[[ DATA, beginning ]]

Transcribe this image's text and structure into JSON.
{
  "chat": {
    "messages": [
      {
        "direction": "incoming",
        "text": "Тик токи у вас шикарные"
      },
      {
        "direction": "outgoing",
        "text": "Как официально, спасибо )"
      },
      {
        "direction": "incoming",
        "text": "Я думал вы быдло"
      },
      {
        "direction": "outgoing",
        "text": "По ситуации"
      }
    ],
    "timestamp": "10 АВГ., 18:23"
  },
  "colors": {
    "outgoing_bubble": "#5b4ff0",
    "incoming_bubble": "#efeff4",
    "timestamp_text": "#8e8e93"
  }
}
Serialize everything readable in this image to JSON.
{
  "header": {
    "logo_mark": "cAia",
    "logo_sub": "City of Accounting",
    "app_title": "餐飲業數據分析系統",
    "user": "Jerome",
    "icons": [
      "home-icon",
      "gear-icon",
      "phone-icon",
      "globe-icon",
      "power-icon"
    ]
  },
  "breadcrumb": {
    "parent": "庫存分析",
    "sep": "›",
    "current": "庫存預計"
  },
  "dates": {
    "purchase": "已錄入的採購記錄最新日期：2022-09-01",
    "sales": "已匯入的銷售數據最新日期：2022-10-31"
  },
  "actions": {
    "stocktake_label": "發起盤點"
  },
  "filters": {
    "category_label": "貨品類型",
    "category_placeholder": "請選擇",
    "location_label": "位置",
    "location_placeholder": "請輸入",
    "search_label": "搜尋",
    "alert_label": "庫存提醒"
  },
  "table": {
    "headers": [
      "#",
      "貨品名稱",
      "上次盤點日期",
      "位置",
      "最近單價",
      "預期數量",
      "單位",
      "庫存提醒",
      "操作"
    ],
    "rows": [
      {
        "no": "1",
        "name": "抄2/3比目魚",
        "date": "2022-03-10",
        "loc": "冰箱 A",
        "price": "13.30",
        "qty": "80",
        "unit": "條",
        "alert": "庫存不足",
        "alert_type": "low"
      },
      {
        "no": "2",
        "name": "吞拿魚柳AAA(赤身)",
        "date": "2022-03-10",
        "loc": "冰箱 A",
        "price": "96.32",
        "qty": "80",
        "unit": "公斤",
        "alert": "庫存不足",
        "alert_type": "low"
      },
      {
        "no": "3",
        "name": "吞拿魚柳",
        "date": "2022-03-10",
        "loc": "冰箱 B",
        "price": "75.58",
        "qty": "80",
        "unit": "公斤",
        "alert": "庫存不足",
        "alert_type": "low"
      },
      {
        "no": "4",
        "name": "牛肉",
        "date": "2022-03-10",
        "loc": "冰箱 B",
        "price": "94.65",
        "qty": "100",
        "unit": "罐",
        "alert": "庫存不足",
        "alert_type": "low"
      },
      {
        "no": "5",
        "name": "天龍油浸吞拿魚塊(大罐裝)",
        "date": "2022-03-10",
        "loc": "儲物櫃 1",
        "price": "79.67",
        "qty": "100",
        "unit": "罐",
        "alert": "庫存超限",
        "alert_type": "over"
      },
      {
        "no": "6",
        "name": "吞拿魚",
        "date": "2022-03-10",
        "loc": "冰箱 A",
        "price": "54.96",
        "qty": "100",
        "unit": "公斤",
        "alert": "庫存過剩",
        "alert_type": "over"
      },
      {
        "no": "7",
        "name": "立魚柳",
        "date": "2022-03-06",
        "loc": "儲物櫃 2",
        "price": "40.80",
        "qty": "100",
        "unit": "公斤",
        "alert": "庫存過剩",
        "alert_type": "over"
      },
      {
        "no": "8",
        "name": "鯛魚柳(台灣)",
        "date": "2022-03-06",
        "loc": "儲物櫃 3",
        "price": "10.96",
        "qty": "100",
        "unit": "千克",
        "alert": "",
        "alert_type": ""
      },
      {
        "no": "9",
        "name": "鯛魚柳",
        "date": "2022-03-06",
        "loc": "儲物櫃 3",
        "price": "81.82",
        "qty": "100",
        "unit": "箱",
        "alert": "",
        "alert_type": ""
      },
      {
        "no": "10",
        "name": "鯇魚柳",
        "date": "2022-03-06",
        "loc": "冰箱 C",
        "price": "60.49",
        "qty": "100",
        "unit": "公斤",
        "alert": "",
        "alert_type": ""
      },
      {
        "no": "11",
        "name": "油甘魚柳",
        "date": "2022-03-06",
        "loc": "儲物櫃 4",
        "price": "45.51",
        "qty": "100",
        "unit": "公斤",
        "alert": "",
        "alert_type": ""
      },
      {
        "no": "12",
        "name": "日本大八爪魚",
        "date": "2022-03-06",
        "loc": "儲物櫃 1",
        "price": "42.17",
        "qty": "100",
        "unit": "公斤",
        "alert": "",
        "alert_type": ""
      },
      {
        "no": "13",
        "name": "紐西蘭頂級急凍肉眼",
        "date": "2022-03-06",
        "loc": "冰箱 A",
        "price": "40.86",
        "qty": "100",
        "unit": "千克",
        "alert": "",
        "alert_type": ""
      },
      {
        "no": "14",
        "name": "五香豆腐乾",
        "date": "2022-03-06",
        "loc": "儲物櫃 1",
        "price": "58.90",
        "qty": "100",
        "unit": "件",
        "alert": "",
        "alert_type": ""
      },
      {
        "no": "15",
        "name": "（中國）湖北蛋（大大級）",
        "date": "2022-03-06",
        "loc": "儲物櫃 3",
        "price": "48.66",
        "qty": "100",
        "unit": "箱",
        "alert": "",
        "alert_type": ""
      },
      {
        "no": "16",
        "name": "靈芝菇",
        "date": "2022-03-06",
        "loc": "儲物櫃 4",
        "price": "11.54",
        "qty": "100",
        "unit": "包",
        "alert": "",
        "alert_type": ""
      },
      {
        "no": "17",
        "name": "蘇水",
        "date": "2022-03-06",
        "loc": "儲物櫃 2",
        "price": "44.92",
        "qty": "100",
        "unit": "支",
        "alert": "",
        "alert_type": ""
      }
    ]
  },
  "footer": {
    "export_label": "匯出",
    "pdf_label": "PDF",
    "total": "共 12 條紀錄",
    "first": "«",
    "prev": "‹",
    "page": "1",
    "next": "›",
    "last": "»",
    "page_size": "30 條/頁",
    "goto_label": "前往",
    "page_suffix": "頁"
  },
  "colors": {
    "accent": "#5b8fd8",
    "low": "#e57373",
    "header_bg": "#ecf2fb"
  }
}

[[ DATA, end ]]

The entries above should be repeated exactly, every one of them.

Transcribe this image's text and structure into JSON.
{
  "chat": {
    "messages": [
      {
        "direction": "incoming",
        "text": "Тик токи у вас шикарные"
      },
      {
        "direction": "outgoing",
        "text": "Как официально, спасибо )"
      },
      {
        "direction": "incoming",
        "text": "Я думал вы быдло"
      },
      {
        "direction": "outgoing",
        "text": "По ситуации"
      }
    ],
    "timestamp": "10 АВГ., 18:23"
  },
  "colors": {
    "outgoing_bubble": "#5b4ff0",
    "incoming_bubble": "#efeff4",
    "timestamp_text": "#8e8e93"
  }
}
Serialize everything readable in this image to JSON.
{
  "header": {
    "logo_mark": "cAia",
    "logo_sub": "City of Accounting",
    "app_title": "餐飲業數據分析系統",
    "user": "Jerome",
    "icons": [
      "home-icon",
      "gear-icon",
      "phone-icon",
      "globe-icon",
      "power-icon"
    ]
  },
  "breadcrumb": {
    "parent": "庫存分析",
    "sep": "›",
    "current": "庫存預計"
  },
  "dates": {
    "purchase": "已錄入的採購記錄最新日期：2022-09-01",
    "sales": "已匯入的銷售數據最新日期：2022-10-31"
  },
  "actions": {
    "stocktake_label": "發起盤點"
  },
  "filters": {
    "category_label": "貨品類型",
    "category_placeholder": "請選擇",
    "location_label": "位置",
    "location_placeholder": "請輸入",
    "search_label": "搜尋",
    "alert_label": "庫存提醒"
  },
  "table": {
    "headers": [
      "#",
      "貨品名稱",
      "上次盤點日期",
      "位置",
      "最近單價",
      "預期數量",
      "單位",
      "庫存提醒",
      "操作"
    ],
    "rows": [
      {
        "no": "1",
        "name": "抄2/3比目魚",
        "date": "2022-03-10",
        "loc": "冰箱 A",
        "price": "13.30",
        "qty": "80",
        "unit": "條",
        "alert": "庫存不足",
        "alert_type": "low"
      },
      {
        "no": "2",
        "name": "吞拿魚柳AAA(赤身)",
        "date": "2022-03-10",
        "loc": "冰箱 A",
        "price": "96.32",
        "qty": "80",
        "unit": "公斤",
        "alert": "庫存不足",
        "alert_type": "low"
      },
      {
        "no": "3",
        "name": "吞拿魚柳",
        "date": "2022-03-10",
        "loc": "冰箱 B",
        "price": "75.58",
        "qty": "80",
        "unit": "公斤",
        "alert": "庫存不足",
        "alert_type": "low"
      },
      {
        "no": "4",
        "name": "牛肉",
        "date": "2022-03-10",
        "loc": "冰箱 B",
        "price": "94.65",
        "qty": "100",
        "unit": "罐",
        "alert": "庫存不足",
        "alert_type": "low"
      },
      {
        "no": "5",
        "name": "天龍油浸吞拿魚塊(大罐裝)",
        "date": "2022-03-10",
        "loc": "儲物櫃 1",
        "price": "79.67",
        "qty": "100",
        "unit": "罐",
        "alert": "庫存超限",
        "alert_type": "over"
      },
      {
        "no": "6",
        "name": "吞拿魚",
        "date": "2022-03-10",
        "loc": "冰箱 A",
        "price": "54.96",
        "qty": "100",
        "unit": "公斤",
        "alert": "庫存過剩",
        "alert_type": "over"
      },
      {
        "no": "7",
        "name": "立魚柳",
        "date": "2022-03-06",
        "loc": "儲物櫃 2",
        "price": "40.80",
        "qty": "100",
        "unit": "公斤",
        "alert": "庫存過剩",
        "alert_type": "over"
      },
      {
        "no": "8",
        "name": "鯛魚柳(台灣)",
        "date": "2022-03-06",
        "loc": "儲物櫃 3",
        "price": "10.96",
        "qty": "100",
        "unit": "千克",
        "alert": "",
        "alert_type": ""
      },
      {
        "no": "9",
        "name": "鯛魚柳",
        "date": "2022-03-06",
        "loc": "儲物櫃 3",
        "price": "81.82",
        "qty": "100",
        "unit": "箱",
        "alert": "",
        "alert_type": ""
      },
      {
        "no": "10",
        "name": "鯇魚柳",
        "date": "2022-03-06",
        "loc": "冰箱 C",
        "price": "60.49",
        "qty": "100",
        "unit": "公斤",
        "alert": "",
        "alert_type": ""
      },
      {
        "no": "11",
        "name": "油甘魚柳",
        "date": "2022-03-06",
        "loc": "儲物櫃 4",
        "price": "45.51",
        "qty": "100",
        "unit": "公斤",
        "alert": "",
        "alert_type": ""
      },
      {
        "no": "12",
        "name": "日本大八爪魚",
        "date": "2022-03-06",
        "loc": "儲物櫃 1",
        "price": "42.17",
        "qty": "100",
        "unit": "公斤",
        "alert": "",
        "alert_type": ""
      },
      {
        "no": "13",
        "name": "紐西蘭頂級急凍肉眼",
        "date": "2022-03-06",
        "loc": "冰箱 A",
        "price": "40.86",
        "qty": "100",
        "unit": "千克",
        "alert": "",
        "alert_type": ""
      },
      {
        "no": "14",
        "name": "五香豆腐乾",
        "date": "2022-03-06",
        "loc": "儲物櫃 1",
        "price": "58.90",
        "qty": "100",
        "unit": "件",
        "alert": "",
        "alert_type": ""
      },
      {
        "no": "15",
        "name": "（中國）湖北蛋（大大級）",
        "date": "2022-03-06",
        "loc": "儲物櫃 3",
        "price": "48.66",
        "qty": "100",
        "unit": "箱",
        "alert": "",
        "alert_type": ""
      },
      {
        "no": "16",
        "name": "靈芝菇",
        "date": "2022-03-06",
        "loc": "儲物櫃 4",
        "price": "11.54",
        "qty": "100",
        "unit": "包",
        "alert": "",
        "alert_type": ""
      },
      {
        "no": "17",
        "name": "蘇水",
        "date": "2022-03-06",
        "loc": "儲物櫃 2",
        "price": "44.92",
        "qty": "100",
        "unit": "支",
        "alert": "",
        "alert_type": ""
      }
    ]
  },
  "footer": {
    "export_label": "匯出",
    "pdf_label": "PDF",
    "total": "共 12 條紀錄",
    "first": "«",
    "prev": "‹",
    "page": "1",
    "next": "›",
    "last": "»",
    "page_size": "30 條/頁",
    "goto_label": "前往",
    "page_suffix": "頁"
  },
  "colors": {
    "accent": "#5b8fd8",
    "low": "#e57373",
    "header_bg": "#ecf2fb"
  }
}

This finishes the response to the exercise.